Free lunches extended beyond school year for Armstrong children
Free lunches are again being offered to children in Armstrong County during the summer when they are not in school.
“Hunger doesn't take a summer vacation,” said LuAnn Fee, director of Armstrong School District food services. “We want to make sure we keep feeding our kids a good lunch each day if they want it.”
The district and Armstrong County Community Action offer the lunches to children younger than 18 at nine sites, Monday through Friday, until Aug. 15. There is no income requirement.
Community Action local projects director Jeff Boarts said the program can be a boost for families who rely on free or reduced-cost lunches during the school year.

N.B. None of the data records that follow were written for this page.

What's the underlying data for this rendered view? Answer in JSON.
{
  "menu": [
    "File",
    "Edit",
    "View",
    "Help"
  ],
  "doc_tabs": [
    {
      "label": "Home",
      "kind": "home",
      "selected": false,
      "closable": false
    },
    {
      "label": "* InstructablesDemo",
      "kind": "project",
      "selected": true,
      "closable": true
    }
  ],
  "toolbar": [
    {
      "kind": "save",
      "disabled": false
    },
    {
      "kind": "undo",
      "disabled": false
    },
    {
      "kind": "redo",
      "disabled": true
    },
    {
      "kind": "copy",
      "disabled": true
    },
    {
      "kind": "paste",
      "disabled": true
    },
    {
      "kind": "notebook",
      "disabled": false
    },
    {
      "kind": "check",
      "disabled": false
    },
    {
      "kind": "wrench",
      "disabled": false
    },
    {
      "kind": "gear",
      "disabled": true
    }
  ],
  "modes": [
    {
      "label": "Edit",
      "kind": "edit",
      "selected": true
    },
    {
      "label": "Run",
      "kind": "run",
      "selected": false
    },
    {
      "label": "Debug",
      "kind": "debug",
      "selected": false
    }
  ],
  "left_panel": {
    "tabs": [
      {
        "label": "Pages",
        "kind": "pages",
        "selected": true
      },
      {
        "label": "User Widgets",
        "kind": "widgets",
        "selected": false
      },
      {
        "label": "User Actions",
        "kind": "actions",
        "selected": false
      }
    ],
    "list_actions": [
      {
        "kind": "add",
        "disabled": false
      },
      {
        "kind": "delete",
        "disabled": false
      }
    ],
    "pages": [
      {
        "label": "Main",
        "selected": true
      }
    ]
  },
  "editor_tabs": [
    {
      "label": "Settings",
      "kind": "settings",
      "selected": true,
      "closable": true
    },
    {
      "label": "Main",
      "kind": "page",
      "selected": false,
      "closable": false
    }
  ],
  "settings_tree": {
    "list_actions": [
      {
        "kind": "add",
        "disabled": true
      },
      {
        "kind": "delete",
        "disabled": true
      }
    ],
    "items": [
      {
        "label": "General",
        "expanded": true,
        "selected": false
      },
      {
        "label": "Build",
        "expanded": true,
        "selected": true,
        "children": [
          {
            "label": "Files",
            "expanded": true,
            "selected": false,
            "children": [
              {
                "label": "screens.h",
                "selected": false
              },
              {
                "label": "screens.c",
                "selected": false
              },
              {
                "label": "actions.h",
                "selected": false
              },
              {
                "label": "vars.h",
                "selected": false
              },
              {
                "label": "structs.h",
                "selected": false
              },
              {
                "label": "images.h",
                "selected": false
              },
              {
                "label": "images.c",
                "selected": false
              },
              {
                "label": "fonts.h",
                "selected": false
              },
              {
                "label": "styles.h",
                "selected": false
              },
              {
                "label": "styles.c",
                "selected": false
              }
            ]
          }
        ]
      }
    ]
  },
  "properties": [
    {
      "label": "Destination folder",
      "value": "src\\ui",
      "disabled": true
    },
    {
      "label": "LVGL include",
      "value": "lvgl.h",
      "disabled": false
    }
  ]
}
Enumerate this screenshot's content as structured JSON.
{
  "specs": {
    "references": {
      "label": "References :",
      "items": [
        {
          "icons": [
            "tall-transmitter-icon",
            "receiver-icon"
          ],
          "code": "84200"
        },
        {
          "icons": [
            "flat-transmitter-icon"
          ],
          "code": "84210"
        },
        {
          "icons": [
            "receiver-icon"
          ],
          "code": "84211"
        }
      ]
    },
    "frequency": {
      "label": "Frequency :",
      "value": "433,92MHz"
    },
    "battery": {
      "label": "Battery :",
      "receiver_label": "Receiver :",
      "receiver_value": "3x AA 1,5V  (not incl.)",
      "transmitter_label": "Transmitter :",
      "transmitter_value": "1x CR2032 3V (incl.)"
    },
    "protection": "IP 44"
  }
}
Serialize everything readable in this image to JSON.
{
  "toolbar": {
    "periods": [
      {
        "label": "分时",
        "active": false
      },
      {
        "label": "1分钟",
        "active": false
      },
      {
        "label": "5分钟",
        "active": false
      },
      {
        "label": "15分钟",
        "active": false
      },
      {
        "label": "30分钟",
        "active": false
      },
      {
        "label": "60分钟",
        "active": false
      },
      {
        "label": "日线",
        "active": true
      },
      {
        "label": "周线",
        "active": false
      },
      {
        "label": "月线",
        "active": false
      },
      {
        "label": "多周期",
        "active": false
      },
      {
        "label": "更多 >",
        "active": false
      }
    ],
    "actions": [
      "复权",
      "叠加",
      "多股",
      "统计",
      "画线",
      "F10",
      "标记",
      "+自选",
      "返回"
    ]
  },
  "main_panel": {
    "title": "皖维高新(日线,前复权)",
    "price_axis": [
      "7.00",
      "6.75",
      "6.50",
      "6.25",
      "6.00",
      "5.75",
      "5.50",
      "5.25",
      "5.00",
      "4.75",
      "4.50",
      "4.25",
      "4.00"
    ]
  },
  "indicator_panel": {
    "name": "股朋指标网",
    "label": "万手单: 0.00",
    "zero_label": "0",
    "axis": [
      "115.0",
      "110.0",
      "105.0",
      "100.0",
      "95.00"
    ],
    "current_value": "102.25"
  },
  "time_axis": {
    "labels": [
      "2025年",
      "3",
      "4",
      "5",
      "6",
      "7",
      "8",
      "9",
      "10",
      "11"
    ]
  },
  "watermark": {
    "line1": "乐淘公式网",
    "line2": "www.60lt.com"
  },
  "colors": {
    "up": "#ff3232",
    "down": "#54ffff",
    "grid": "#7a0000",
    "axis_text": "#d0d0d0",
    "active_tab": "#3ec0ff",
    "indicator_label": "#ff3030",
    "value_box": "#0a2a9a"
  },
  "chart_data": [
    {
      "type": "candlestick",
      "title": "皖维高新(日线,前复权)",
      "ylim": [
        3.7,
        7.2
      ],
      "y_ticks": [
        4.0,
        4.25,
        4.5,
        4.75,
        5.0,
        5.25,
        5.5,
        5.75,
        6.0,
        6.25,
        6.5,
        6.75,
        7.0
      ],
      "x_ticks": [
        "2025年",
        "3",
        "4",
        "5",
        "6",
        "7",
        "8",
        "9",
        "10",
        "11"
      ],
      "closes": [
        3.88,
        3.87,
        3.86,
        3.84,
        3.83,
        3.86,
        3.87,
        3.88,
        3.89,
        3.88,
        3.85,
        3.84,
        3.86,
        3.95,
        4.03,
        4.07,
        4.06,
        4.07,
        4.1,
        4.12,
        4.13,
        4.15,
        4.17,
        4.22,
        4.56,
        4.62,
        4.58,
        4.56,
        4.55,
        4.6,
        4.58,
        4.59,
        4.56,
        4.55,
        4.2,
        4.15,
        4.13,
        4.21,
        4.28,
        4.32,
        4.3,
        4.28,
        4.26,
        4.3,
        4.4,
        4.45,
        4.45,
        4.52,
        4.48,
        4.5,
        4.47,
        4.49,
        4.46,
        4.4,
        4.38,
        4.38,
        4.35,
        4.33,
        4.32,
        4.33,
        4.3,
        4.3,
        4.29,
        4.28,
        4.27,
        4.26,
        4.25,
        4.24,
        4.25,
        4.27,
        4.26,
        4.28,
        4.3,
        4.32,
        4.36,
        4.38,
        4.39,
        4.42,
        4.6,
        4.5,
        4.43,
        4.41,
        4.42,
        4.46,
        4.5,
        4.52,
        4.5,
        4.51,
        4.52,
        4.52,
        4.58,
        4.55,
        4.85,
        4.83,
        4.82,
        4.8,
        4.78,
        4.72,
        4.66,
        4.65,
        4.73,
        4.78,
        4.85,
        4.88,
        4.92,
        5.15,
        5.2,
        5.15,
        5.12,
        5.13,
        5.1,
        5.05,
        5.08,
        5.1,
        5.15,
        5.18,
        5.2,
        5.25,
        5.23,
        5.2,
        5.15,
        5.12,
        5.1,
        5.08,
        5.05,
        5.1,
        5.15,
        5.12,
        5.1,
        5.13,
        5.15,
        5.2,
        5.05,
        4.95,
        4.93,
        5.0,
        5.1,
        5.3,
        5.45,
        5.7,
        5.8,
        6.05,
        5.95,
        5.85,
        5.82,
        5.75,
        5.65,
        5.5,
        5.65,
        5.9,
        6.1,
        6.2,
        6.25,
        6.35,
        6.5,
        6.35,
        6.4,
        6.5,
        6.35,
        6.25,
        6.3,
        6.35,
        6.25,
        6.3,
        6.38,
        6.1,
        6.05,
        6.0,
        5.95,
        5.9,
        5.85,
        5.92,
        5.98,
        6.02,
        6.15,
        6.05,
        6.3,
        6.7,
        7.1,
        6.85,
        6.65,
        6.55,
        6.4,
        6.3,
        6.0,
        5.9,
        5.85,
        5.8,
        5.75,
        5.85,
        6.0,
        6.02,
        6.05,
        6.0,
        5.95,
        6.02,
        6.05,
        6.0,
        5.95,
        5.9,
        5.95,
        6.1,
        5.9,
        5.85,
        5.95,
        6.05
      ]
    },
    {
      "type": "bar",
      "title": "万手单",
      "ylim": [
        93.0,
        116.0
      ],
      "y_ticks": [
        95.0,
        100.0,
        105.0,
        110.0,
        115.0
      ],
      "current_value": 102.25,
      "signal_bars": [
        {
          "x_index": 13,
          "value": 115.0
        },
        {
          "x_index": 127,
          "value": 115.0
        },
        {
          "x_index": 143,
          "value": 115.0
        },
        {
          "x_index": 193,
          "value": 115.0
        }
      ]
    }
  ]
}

“Buying food for that one extra meal per day can become a large expense,” Boarts said. “We don't want to see kids go hungry because their families can't afford it.”
The program, which is funded largely through the Department of Agriculture, served 640 children at seven Community Action sites last summer, and 350 at Shannock Valley and Elderton elementary schools.
Fee expects to see just as many children take advantage of the program this year.
“We see a lot of the same people coming in every single day,” Fee said. “For this area, the program has become a service that helps a lot of families who might be struggling financially.”
Of the county's five school districts, Armstrong is the largest and has the highest number of students — 2,461, or about half the student body — qualifying for free and reduced lunches during the school year. About 35 percent of the 11,302 students in Armstrong County qualify for free lunches, while 7 percent qualify for reduced lunches, according to state Education Department statistics.
The district in the summer program prepares hot meals at the two elementary schools. Cold lunches, which include sandwiches, fruit, yogurt, vegetables and milk, are served at the other sites.
Community Action Executive Director Ken Hileman said that last year, the program cost his organization about $20,500. The state reimbursed $14,500, while the remaining $6,000 was paid for through donations. The school district's $7,500 contribution to the program is fully reimbursed by the state.
“It's an expensive program, but we decided we're going to run it whether or not we end up losing money because it's such a benefit to the area,” Hileman said.
Fee concurs, and said the district would likely continue offering the lunches even without reimbursement from the state.
“Everyone here supports this program,” she said. “It's just the right thing to do.”
Brad Pedersen is a staff writer for Trib Total Media. He can be reached at 724-543-1303, ext. 1337, or email@example.com.
Show commenting policy
TribLive commenting policy
You are solely responsible for your comments and by using TribLive.com you agree to our Terms of Service.
We moderate comments. Our goal is to provide substantive commentary for a general readership. By screening submissions, we provide a space where readers can share intelligent and informed commentary that enhances the quality of our news and information.
While most comments will be posted if they are on-topic and not abusive, moderating decisions are subjective. We will make them as carefully and consistently as we can. Because of the volume of reader comments, we cannot review individual moderation decisions with readers.
We value thoughtful comments representing a range of views that make their point quickly and politely. We make an effort to protect discussions from repeated comments either by the same reader or different readers.
We follow the same standards for taste as the daily newspaper. A few things we won't tolerate: personal attacks, obscenity, vulgarity, profanity (including expletives and letters followed by dashes), commercial promotion, impersonations, incoherence, proselytizing and SHOUTING. Don't include URLs to Web sites.
We do not edit comments. They are either approved or deleted. We reserve the right to edit a comment that is quoted or excerpted in an article. In this case, we may fix spelling and punctuation.
We welcome strong opinions and criticism of our work, but we don't want comments to become bogged down with discussions of our policies and we will moderate accordingly.
We appreciate it when readers and people quoted in articles or blog posts point out errors of fact or emphasis and will investigate all assertions. But these suggestions should be sent via e-mail. To avoid distracting other readers, we won't publish comments that suggest a correction. Instead, corrections will be made in a blog post or in an article.
- Summer Jam returns to Ford City to benefit nonprofit
- Emerald ash borers taking toll in Armstrong County
- Apollo man’s car show raises more than $2,000 for cancer fund
- Saber pride booming in Ford City’s final year
- Groups traveling uncharted waters to open Allegheny, Monongahela locks
- Armstrong secretaries approve contract with school district
- Pyle goes after state grant
- Armstrong home repair program receives second grant
- Historical society seeks to grow interest in Armstrong County museum, library
- New Kensington man charged in Leechburg drug sale
- Armstrong bolstering pool of temp workers for Health Center